Here’s the plan: Trade Crabtree and pick up Justin Blackmon, a solid first-round draft pick out of Oklahoma State. Like Crabtree, he’s also a two-time Fred Biletnikoff winner for best receiver in college football.
Then cross your fingers and hope to hell he doesn’t go T.O. like Crabtree did.
Tom Brady sucked, but Billy Cundiff sucked more. The end.
Yes, I’ve been stalling.
I wanted to collect every last bit of information I could before I committed this column to print, as both these games will be close contests. Let’s get started.
I pick the SF 49ers over the NY Giants.
Am I biased? Of course, I’m a Niners fan. But not blindly so. I amassed some key information and analyzed some important match-ups to back up my pick, although I did that after I already made my pick, hence the bias.
Here’s what I learned.
I examined both rosters for age, and gave the edge to the younger team. That would be the 49ers, which come in at a mean average of 26 years old, while the NY Giants came in at 27.
Nine players on the 49ers are 30 years of age or older, compared to 11 on the Giants.
The Giants reported nine players with issues, including Manning’s 24-hour bug. I expect him to be healthy for the game, though.
Running back Ahmad Bradshaw’s foot problems could be a sticking point.
On the 49ers side, there were only six players hobbled, but Ted Ginn Jr., Patrick Willis and Jonathan Goodwin could be major losses if they don’t play. All are listed as questionable.
I’ll call this one a push.
I’ll take Jim Harbaugh over Tom Coughlin. Do I really have to explain why? Okay, I will then.
Harbaugh’s like Tony Robbins. He motivates. Coughlin’s like the guy who won’t give your ball back when it goes on his lawn. He’s cranky.
Candlestick Park looks to be cold, windy and rainy on Sunday, according to weather.com. These conditions favor defense, and I prefer the 49ers fourth-ranked defense over the Giants 26-ranked crew —although I’ll admit they’re playing over their heads in the playoffs.

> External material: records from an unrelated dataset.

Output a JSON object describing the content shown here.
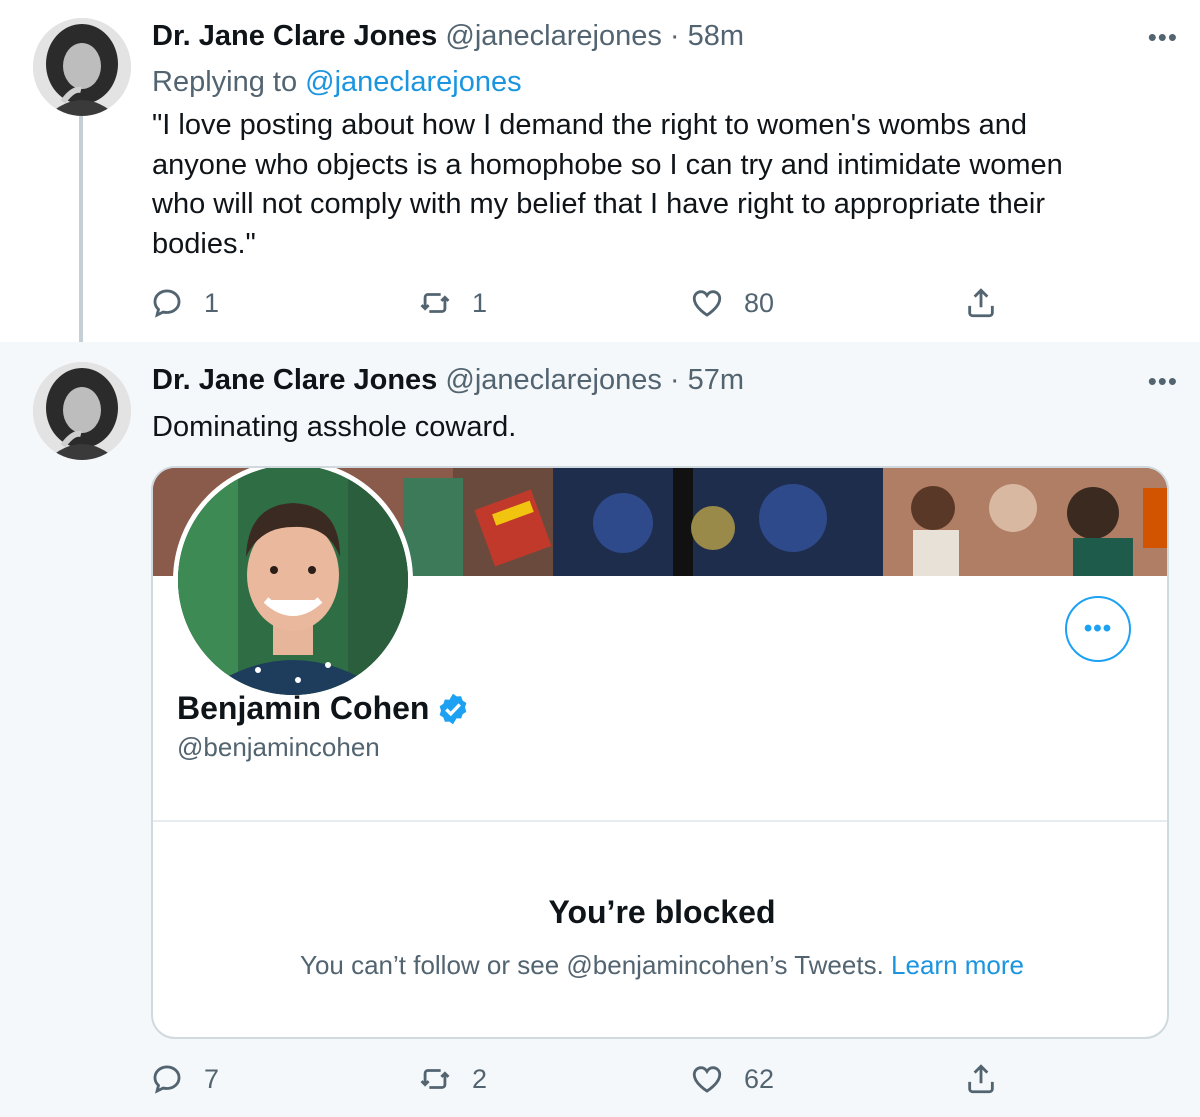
{
  "tweets": [
    {
      "display_name": "Dr. Jane Clare Jones",
      "handle": "@janeclarejones",
      "separator": "·",
      "time": "58m",
      "replying_label": "Replying to",
      "replying_to": "@janeclarejones",
      "text_lines": [
        "\"I love posting about how I demand the right to women's wombs and",
        "anyone who objects is a homophobe so I can try and intimidate women",
        "who will not comply with my belief that I have right to appropriate their",
        "bodies.\""
      ],
      "reply_count": "1",
      "retweet_count": "1",
      "like_count": "80"
    },
    {
      "display_name": "Dr. Jane Clare Jones",
      "handle": "@janeclarejones",
      "separator": "·",
      "time": "57m",
      "text": "Dominating asshole coward.",
      "reply_count": "7",
      "retweet_count": "2",
      "like_count": "62"
    }
  ],
  "quoted_profile": {
    "name": "Benjamin Cohen",
    "handle": "@benjamincohen",
    "verified": true,
    "blocked_title": "You’re blocked",
    "blocked_desc": "You can’t follow or see @benjamincohen’s Tweets.",
    "learn_more": "Learn more"
  },
  "icons": {
    "more": "more-horizontal-icon",
    "reply": "reply-icon",
    "retweet": "retweet-icon",
    "like": "heart-icon",
    "share": "share-icon",
    "verified": "verified-badge-icon"
  },
  "colors": {
    "accent": "#1da1f2",
    "link": "#1b95e0",
    "muted_text": "#536471",
    "thread_line": "#c4cfd6",
    "second_tweet_bg": "#f5f8fa"
  }
}
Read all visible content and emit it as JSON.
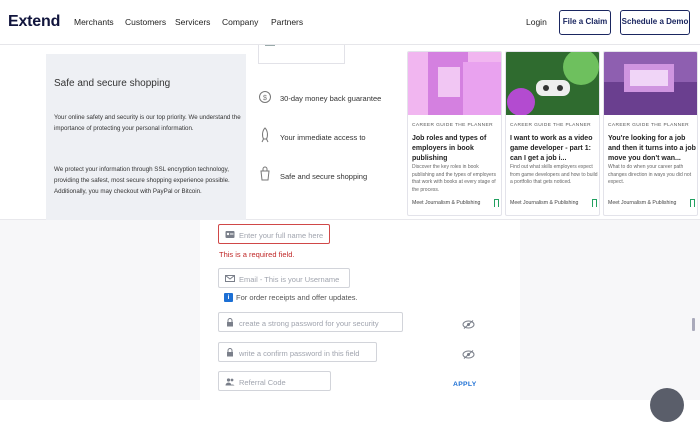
{
  "nav": {
    "logo": "Extend",
    "links": [
      "Merchants",
      "Customers",
      "Servicers",
      "Company",
      "Partners"
    ],
    "login": "Login",
    "file_claim": "File a Claim",
    "schedule_demo": "Schedule a Demo"
  },
  "safe": {
    "title": "Safe and secure shopping",
    "p1": "Your online safety and security is our top priority. We understand the importance of protecting your personal information.",
    "p2": "We protect your information through SSL encryption technology, providing the safest, most secure shopping experience possible. Additionally, you may checkout with PayPal or Bitcoin."
  },
  "features": [
    {
      "icon": "money-back-icon",
      "text": "30-day money back guarantee"
    },
    {
      "icon": "rocket-icon",
      "text": "Your immediate access to"
    },
    {
      "icon": "secure-shopping-icon",
      "text": "Safe and secure shopping"
    }
  ],
  "cards": [
    {
      "tag": "CAREER GUIDE THE PLANNER",
      "title": "Job roles and types of employers in book publishing",
      "excerpt": "Discover the key roles in book publishing and the types of employers that work with books at every stage of the process.",
      "author": "Meet Journalism & Publishing",
      "img_colors": [
        "#f1b6f0",
        "#c86ad8",
        "#e9a2ef"
      ]
    },
    {
      "tag": "CAREER GUIDE THE PLANNER",
      "title": "I want to work as a video game developer - part 1: can I get a job i...",
      "excerpt": "Find out what skills employers expect from game developers and how to build a portfolio that gets noticed.",
      "author": "Meet Journalism & Publishing",
      "img_colors": [
        "#2f6b2f",
        "#6ec05e",
        "#b34bd0"
      ]
    },
    {
      "tag": "CAREER GUIDE THE PLANNER",
      "title": "You're looking for a job and then it turns into a job move you don't wan...",
      "excerpt": "What to do when your career path changes direction in ways you did not expect.",
      "author": "Meet Journalism & Publishing",
      "img_colors": [
        "#8e5fb0",
        "#cf95e0",
        "#6a3f8f"
      ]
    }
  ],
  "form": {
    "name_placeholder": "Enter your full name here",
    "error": "This is a required field.",
    "email_placeholder": "Email - This is your Username",
    "email_hint": "For order receipts and offer updates.",
    "password_placeholder": "create a strong password for your security",
    "confirm_placeholder": "write a confirm password in this field",
    "referral_placeholder": "Referral Code",
    "apply": "APPLY",
    "info_badge": "i"
  }
}
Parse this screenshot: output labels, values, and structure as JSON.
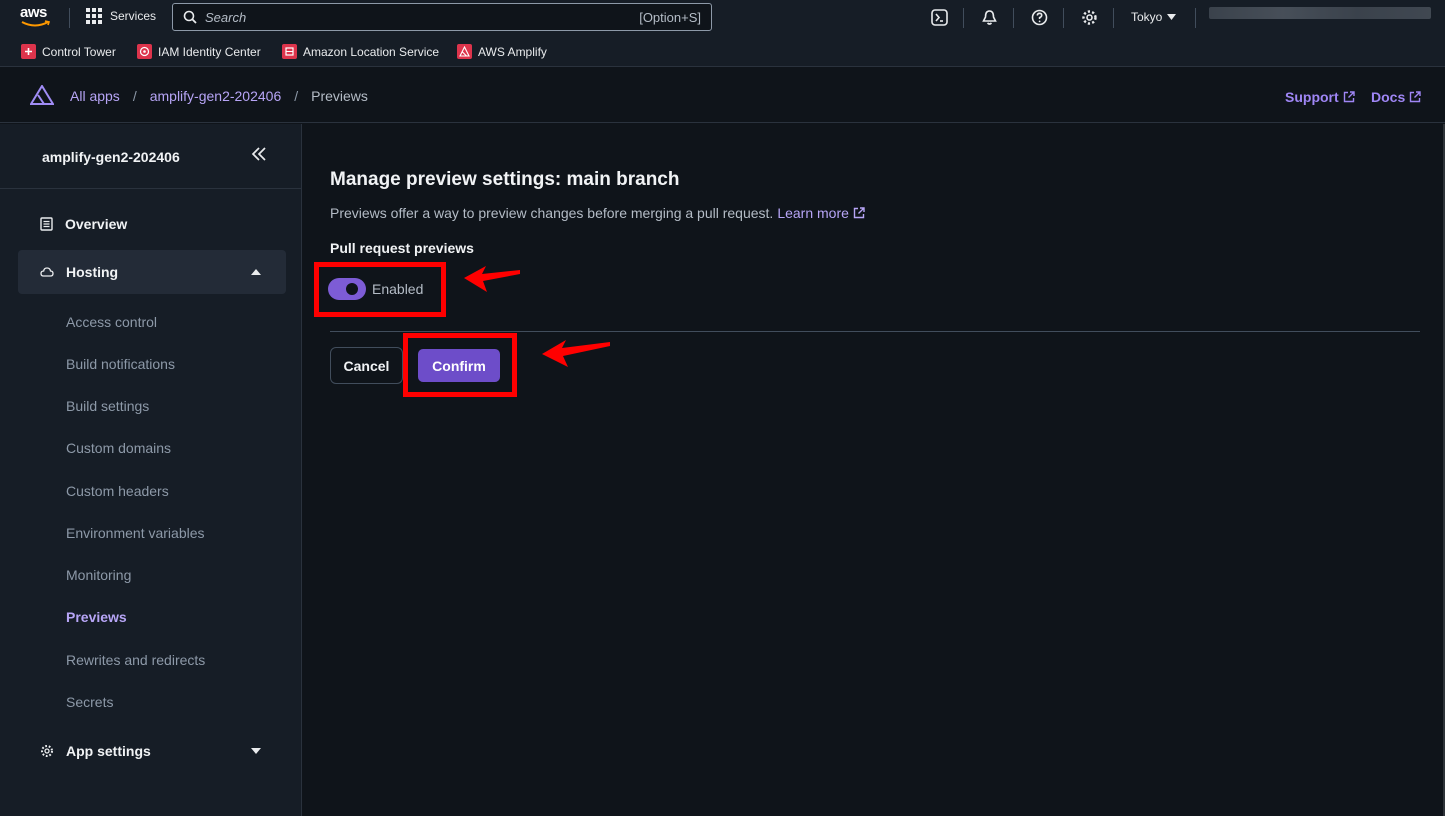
{
  "topnav": {
    "logo_text": "aws",
    "services_label": "Services",
    "search_placeholder": "Search",
    "search_shortcut": "[Option+S]",
    "region_label": "Tokyo"
  },
  "favorites": [
    {
      "label": "Control Tower",
      "icon": "control-tower-icon"
    },
    {
      "label": "IAM Identity Center",
      "icon": "iam-icon"
    },
    {
      "label": "Amazon Location Service",
      "icon": "location-icon"
    },
    {
      "label": "AWS Amplify",
      "icon": "amplify-icon"
    }
  ],
  "app_header": {
    "breadcrumbs": [
      {
        "label": "All apps"
      },
      {
        "label": "amplify-gen2-202406"
      },
      {
        "label": "Previews"
      }
    ],
    "support_label": "Support",
    "docs_label": "Docs"
  },
  "sidebar": {
    "app_name": "amplify-gen2-202406",
    "overview_label": "Overview",
    "hosting_label": "Hosting",
    "hosting_items": [
      {
        "label": "Access control"
      },
      {
        "label": "Build notifications"
      },
      {
        "label": "Build settings"
      },
      {
        "label": "Custom domains"
      },
      {
        "label": "Custom headers"
      },
      {
        "label": "Environment variables"
      },
      {
        "label": "Monitoring"
      },
      {
        "label": "Previews"
      },
      {
        "label": "Rewrites and redirects"
      },
      {
        "label": "Secrets"
      }
    ],
    "current_item": "Previews",
    "app_settings_label": "App settings"
  },
  "main": {
    "title": "Manage preview settings: main branch",
    "description": "Previews offer a way to preview changes before merging a pull request.",
    "learn_more_label": "Learn more",
    "pr_previews_label": "Pull request previews",
    "toggle_label": "Enabled",
    "toggle_on": true,
    "cancel_label": "Cancel",
    "confirm_label": "Confirm"
  },
  "colors": {
    "accent": "#6d4dc9",
    "link": "#b7a5f6",
    "annotation": "#ff0000"
  }
}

The weather will also take away any quarterback advantage the Giants have. Eli Manning may be one of the elite quarterbacks in the league, but not when he’s throwing knuckle balls into the winds of Candlestick. But QB Alex Smith should have no problem doing what he does best — short, laser-like passes and handing off to Frank Gore.

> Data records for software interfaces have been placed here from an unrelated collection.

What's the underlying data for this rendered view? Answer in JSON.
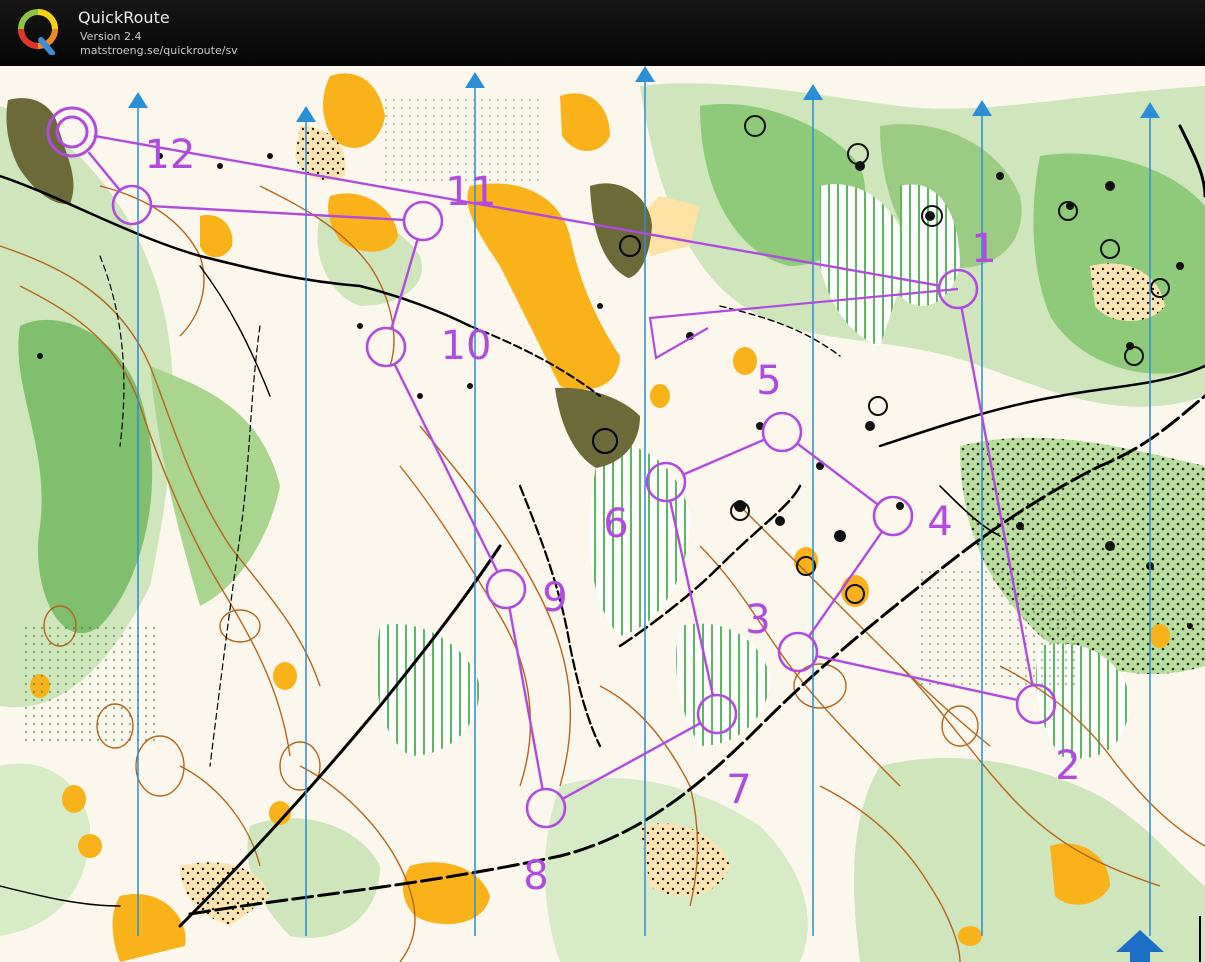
{
  "app": {
    "name": "QuickRoute",
    "version": "Version 2.4",
    "url": "matstroeng.se/quickroute/sv",
    "logo_letter": "Q"
  },
  "colors": {
    "course": "#b04be0",
    "north_lines": "#2a8fd6",
    "vegetation_light": "#c9e3b4",
    "vegetation_mid": "#9ccc84",
    "vegetation_dark": "#4f9e46",
    "open_land": "#f9b21a",
    "rough_open": "#fde2a6",
    "contours": "#b5651d",
    "paths": "#000000",
    "marsh": "#6d6a3a"
  },
  "course": {
    "controls": [
      {
        "id": "start",
        "label": ""
      },
      {
        "id": "1",
        "label": "1"
      },
      {
        "id": "2",
        "label": "2"
      },
      {
        "id": "3",
        "label": "3"
      },
      {
        "id": "4",
        "label": "4"
      },
      {
        "id": "5",
        "label": "5"
      },
      {
        "id": "6",
        "label": "6"
      },
      {
        "id": "7",
        "label": "7"
      },
      {
        "id": "8",
        "label": "8"
      },
      {
        "id": "9",
        "label": "9"
      },
      {
        "id": "10",
        "label": "10"
      },
      {
        "id": "11",
        "label": "11"
      },
      {
        "id": "12",
        "label": "12"
      },
      {
        "id": "finish",
        "label": ""
      }
    ]
  }
}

I know I said this about last week’s game, but I’m saying it again — Frank Gore must have a great game for the 49ers to win.
The Key Match-up
The 49ers need to stop Manning to win the NFC Championship. And that means 49er pass rushing specialist Justin Smith will have to kick butt on Giants left tackle David Diehl.
Whoever wins that match-up wins the game.
David Akers will continue to be rock solid, as he kicks the 49ers to a one-point win.
While my NFC pick went against conventional wisdom, I’m with most of the ESPN pundits on their AFC predictions—Tom Brady and the New England Patriots will defeat the Baltimore Ravens. Handily.
The key match-up? Ravens safety Ed Reed versus common sense. What kind of idiot criticizes his own quarterback before a big game, thereby creating a distraction for this entire team?
That idiot would be Reed. Idiot.
Still, he’s right. Joe Flacco did look rattled in the game against the Texans, and he’ll look even more rattled in Foxborough.
Tom Brady will pick apart the defense, and tight ends Rob Gronkowski and Aaron Hernandez will run roughshod over the Ravens secondary. Wes Welker will be the usual stone in everyone’s shoe, and just when Baltimore thinks they’ve got the New England offense contained, midget running back Danny Woodhead will come out of nowhere to score.
This game doesn’t need a whole hellofa lot of analysis. Patriots by 14.
(Note: Here’s one idiotic prediction. Ray Lewis will get injured in the game. Why? Because he’s older, he’s a warrior, and he’ll try too hard.)
There. Now go make that phone call to Vegas.
Last Minute Notes
– I just checked, and there is one ex-Penn State player on the 49ers, two on the Giants. If there is a distraction from Joe Pa’s death it favors San Francisco.
– New England 23, Baltimore 20. Why was it so close? Because Flacco played way better than expected. And Brady way worse.
– The game ended in a 17-17 tie, and the Giants won with a field goal in overtime. I was thinking it would be a 49ers win at 17-16. Oh, well.